[Entries from a dataset of interfaces]
= = = = = = =
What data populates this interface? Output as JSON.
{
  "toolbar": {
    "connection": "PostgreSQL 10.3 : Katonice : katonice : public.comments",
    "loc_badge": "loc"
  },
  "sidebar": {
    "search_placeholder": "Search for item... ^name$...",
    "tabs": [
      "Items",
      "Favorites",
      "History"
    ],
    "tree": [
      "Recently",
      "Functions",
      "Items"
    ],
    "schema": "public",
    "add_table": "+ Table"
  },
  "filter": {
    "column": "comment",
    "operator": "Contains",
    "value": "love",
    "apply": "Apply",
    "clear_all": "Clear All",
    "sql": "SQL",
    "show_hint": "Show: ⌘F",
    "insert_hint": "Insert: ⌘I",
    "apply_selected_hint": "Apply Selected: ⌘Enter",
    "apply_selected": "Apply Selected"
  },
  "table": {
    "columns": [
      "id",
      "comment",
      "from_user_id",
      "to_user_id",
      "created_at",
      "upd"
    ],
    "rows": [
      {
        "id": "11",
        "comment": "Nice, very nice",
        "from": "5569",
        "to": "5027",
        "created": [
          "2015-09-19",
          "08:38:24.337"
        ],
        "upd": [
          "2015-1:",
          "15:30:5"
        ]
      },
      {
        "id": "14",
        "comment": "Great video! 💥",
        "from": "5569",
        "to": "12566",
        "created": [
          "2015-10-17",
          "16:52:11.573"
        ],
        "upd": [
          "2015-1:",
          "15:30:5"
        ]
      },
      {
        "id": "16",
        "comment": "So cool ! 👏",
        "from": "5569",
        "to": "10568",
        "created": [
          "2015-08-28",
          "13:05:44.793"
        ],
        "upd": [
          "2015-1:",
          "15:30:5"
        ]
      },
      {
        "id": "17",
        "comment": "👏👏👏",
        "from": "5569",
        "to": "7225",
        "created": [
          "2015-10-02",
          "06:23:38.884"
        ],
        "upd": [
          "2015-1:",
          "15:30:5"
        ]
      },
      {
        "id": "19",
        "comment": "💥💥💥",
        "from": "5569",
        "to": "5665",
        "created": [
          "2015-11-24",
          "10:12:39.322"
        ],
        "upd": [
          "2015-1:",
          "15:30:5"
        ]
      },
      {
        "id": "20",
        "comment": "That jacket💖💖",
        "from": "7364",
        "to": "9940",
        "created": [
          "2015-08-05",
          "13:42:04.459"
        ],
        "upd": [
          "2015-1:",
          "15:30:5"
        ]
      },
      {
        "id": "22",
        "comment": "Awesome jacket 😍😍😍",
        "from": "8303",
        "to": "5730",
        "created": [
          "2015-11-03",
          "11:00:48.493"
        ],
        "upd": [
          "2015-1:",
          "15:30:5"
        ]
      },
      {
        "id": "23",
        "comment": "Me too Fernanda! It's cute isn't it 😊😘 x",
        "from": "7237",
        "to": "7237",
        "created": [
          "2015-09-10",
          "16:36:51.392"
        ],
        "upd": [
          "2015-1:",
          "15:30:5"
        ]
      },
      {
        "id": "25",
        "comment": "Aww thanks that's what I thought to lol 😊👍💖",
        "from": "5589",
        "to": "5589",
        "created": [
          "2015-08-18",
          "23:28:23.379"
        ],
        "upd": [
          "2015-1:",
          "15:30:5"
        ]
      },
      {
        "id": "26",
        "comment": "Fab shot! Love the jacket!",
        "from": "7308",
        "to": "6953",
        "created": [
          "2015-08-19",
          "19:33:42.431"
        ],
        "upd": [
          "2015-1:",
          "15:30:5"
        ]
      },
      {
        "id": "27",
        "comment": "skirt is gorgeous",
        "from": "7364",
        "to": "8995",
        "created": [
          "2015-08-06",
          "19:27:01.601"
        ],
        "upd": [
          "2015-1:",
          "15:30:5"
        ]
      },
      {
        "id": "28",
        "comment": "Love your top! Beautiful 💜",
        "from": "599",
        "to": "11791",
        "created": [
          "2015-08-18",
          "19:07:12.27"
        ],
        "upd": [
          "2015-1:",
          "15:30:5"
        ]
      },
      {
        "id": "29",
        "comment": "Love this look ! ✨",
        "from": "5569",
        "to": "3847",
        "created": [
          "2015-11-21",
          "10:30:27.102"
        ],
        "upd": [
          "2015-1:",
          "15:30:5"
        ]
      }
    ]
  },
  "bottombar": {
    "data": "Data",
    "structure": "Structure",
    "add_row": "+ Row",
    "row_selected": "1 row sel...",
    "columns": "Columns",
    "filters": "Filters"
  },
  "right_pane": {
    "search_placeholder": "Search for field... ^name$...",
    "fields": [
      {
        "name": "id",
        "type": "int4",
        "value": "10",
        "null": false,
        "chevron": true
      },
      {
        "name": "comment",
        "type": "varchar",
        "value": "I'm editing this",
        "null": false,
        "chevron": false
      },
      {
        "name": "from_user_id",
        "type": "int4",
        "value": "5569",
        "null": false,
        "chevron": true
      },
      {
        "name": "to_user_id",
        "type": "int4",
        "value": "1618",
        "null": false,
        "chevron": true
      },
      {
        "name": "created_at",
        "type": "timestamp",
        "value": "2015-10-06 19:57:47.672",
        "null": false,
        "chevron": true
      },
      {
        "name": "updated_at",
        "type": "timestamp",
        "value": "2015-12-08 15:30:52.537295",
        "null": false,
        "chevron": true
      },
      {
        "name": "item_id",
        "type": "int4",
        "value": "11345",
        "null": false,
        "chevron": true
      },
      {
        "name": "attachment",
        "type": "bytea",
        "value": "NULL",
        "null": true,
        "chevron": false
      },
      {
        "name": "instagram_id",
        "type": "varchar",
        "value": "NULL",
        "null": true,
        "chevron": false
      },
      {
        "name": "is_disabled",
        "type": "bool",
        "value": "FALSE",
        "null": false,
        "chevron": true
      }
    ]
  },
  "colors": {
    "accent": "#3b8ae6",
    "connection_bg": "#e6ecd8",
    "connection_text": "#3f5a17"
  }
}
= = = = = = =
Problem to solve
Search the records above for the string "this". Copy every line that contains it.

Expected answer
What data populates this interface? Output as JSON.
        "comment": "Love this look ! ✨",
        "value": "I'm editing this",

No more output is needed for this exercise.